Return to work: commuting and attendance at the workplace

03 Jul Return to work: commuting and attendance at the workplace

Return to work: commuting and attendance at the workplace

Employers are negotiating a whole raft of new problems with the re-opening of premises following the shutdown.  We have given advice on the many steps that employers need to take to make sure their environment is safe and ready for employees and customers.  However, the difficulties don’t end there.

One issue many employers are facing is that their employees are struggling to actually get into work.  The way we travel and move around the country is very different now to before the lockdown.

What should an employer do where their employees tell them they are unable or afraid to travel to work?

All employers must remember that the government’s clear emphasis when advising employers that they can reopen is that those employees who can work from home should continue to do so. Where employees have been successfully working from home, there is no reason to change this.  Employers may ask that there is occasional face to face time where this is needed or felt beneficial, but overall, an employee who has worked from home should be continuing to do just this.

When employees cannot work from home they are advised to walk, cycle and drive to work (rather than use public transport) and employers are asked to support them to do so by providing cycle racks and parking places where possible.  It may be a good idea to look at various cycle to work schemes and to consider organising cheaper bike hire facilities for employees or funding loans for bicycle purchase or hire much as employers have long given loans for season tickets.  With the government keen to encourage this way of commuting, it’s worth keeping an eye out for any incentives offered in this regard for employers to use to encourage this.

Not all employees will be able to walk or cycle or even drive, and may need to use public transport.  Where this is the case, the employers should consider staggering start and finish times to avoid large numbers using public transport at peak travel times.  Perhaps consider providing employees with suitable masks for travelling, and providing a place to change their clothes on arrival at work/before leaving.

Issues about Returning to work 

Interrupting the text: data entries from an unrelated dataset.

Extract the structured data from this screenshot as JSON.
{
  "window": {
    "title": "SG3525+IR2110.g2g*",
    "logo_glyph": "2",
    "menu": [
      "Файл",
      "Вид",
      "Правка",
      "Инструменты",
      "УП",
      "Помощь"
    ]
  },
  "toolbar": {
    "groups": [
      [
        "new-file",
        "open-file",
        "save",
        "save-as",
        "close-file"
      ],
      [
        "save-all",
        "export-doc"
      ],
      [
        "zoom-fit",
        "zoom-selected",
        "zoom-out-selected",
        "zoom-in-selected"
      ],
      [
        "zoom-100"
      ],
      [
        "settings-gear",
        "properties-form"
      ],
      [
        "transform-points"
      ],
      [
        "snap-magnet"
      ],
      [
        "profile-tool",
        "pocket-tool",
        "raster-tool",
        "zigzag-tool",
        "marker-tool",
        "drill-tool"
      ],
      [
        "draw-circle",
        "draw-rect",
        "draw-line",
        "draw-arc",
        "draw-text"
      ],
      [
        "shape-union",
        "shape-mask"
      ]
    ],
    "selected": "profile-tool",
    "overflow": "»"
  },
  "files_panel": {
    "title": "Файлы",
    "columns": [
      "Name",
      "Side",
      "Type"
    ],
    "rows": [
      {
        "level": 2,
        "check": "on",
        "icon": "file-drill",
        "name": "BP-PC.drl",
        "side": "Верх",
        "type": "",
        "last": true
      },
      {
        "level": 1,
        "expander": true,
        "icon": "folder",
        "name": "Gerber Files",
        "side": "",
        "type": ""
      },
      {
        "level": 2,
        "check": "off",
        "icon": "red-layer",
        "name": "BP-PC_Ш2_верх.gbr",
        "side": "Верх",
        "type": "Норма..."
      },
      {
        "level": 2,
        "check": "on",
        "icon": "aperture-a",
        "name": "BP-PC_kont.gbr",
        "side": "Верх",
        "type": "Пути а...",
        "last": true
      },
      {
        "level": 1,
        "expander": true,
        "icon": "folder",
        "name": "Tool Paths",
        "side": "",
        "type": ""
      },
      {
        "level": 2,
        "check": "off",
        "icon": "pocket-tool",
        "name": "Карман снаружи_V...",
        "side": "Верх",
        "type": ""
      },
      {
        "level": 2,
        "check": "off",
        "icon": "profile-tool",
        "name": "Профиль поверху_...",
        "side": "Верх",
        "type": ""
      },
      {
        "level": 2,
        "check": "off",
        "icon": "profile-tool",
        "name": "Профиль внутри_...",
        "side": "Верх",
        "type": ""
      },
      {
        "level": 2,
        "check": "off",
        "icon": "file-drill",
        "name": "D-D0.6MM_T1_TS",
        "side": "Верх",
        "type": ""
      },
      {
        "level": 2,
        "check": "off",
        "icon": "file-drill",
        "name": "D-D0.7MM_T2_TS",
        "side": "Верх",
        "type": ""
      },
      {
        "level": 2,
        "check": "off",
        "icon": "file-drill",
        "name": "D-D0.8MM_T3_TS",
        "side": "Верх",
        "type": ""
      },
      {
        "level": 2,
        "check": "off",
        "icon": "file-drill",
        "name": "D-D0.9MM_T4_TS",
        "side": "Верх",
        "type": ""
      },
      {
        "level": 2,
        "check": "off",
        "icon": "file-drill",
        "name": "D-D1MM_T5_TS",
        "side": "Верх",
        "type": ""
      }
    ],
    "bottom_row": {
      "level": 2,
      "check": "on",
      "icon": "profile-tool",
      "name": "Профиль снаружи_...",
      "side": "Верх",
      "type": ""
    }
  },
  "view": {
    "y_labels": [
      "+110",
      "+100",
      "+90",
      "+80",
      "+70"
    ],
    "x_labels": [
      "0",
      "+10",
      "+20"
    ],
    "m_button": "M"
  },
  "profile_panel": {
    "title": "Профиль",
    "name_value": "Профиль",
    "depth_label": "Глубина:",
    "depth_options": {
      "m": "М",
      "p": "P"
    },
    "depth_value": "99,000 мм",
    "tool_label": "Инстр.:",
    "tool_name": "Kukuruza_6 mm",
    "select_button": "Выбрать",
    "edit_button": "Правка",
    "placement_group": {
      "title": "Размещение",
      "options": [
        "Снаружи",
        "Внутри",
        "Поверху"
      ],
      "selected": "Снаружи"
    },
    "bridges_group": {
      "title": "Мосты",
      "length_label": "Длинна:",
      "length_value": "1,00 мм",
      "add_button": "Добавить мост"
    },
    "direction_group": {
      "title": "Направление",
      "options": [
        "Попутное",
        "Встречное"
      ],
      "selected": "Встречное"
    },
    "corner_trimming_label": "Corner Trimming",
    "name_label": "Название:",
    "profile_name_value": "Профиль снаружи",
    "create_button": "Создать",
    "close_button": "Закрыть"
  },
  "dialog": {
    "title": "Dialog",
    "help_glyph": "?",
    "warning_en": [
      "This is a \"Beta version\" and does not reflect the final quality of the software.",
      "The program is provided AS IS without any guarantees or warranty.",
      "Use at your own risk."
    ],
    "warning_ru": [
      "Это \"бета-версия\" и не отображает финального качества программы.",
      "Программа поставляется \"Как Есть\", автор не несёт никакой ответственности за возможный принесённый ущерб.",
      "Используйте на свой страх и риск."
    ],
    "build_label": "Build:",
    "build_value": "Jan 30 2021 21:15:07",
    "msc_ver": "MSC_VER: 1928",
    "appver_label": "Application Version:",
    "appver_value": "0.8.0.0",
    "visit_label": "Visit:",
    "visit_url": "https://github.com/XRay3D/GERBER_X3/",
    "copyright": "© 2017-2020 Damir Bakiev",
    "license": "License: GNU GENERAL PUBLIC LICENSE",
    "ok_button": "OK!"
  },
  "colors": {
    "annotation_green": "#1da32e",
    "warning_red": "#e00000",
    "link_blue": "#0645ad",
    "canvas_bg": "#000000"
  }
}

Despite the best preparation by employers, employees may still have valid concerns about returning to work.  We have found that the following areas are likely to be issues:

Frightened employees

For the clinically extremely vulnerable (shielded), clinically vulnerable or those who live with someone who falls into either of those groups, returning to work is a frightening idea.

On 22 June 2020, the government announced plans for the clinically extremely vulnerable in England to ease shielding as follows:

  • From 6 July 2020, those shielding can gather in groups of up to 6 people outdoors including members of other households, while maintaining social distancing. Individuals who live alone or are single parents with children will also be able to form a “support bubble” with another household of any size, following the same rules already in place for the wider population.
  • From 1 August 2020, people will no longer be advised to shield.

This means that, from 1 August 2020, those employees who cannot work from home will be able to return to their workplaces. The government called on employers to ease the transition for their clinically extremely vulnerable employees, and it would be incumbent on them to ensure particularly robust health and safety measures for them.  In our experience, the best way to ensure that an employee feels safe to return in these circumstances is to take a bespoke approach and speak directly to them.  Where the employee has valid safety concerns which cannot be met, then they should be allowed to stay at home on leave as a safe system of work is essential to all employees.

Employees feeling unsafe

Secondly, employees may have concerns relating to health and safety and what they perceive to be the employer’s failure to follow government guidance. Employees in these circumstances may be able claim automatically unfair dismissal (which has no qualifying service requirement) and they may be able to bring a claim under the whistleblowing legislation.  It is, therefore, essential to take their concerns seriously, and to undertake further risk assessments where required.  If the employer feels their risk precautions are robust and the employee is acting unreasonably, then they can insist on the return.  This is a very delicate situation and should not be navigated without professional advice.  It may be wise to consider outside HR support to both assess the risk assessments and to act as a mediator with the employee.  Whilst employee’s can be dismissed in these circumstances it would be very much a last resort.

Anxiety generally

Finally, the employee may simply be extremely anxious about the risk posed by COVID-19 and frightened of a return to the office.  This kind of anxiety could be sufficient to result in the employee being signed off sick.

Employers must be sympathetic and look at alternatives if possible, such as offering flexible working, or allow the employee to take holiday or unpaid leave.

Where anxiety is exacerbated by travelling or being in public places due to the increased risk of contracting COVID-19, an employer must try to help the employee.  ACAS suggests an employer could offer extra car parking where possible so that the employee can avoid using public transport, keep the employee on furlough if they are temporarily unable to work, or arrange for them to temporarily work different hours to avoid peak time travel.

If the employee’s anxiety prevents them from attending work, it is possible that they may be regarded as on sick leave and therefore entitled to SSP or contractual sick pay.

Severe anxiety can amount to a disability and where this is possible medical advice should be sought as soon as possible from a specialist treating the employee, or occupational health, to determine whether the employee is disabled (if there is no recent diagnosis) and, if so, to see what adjustments, if any, should be made to assist the employee in continuing to work, such as home working or flexible hours.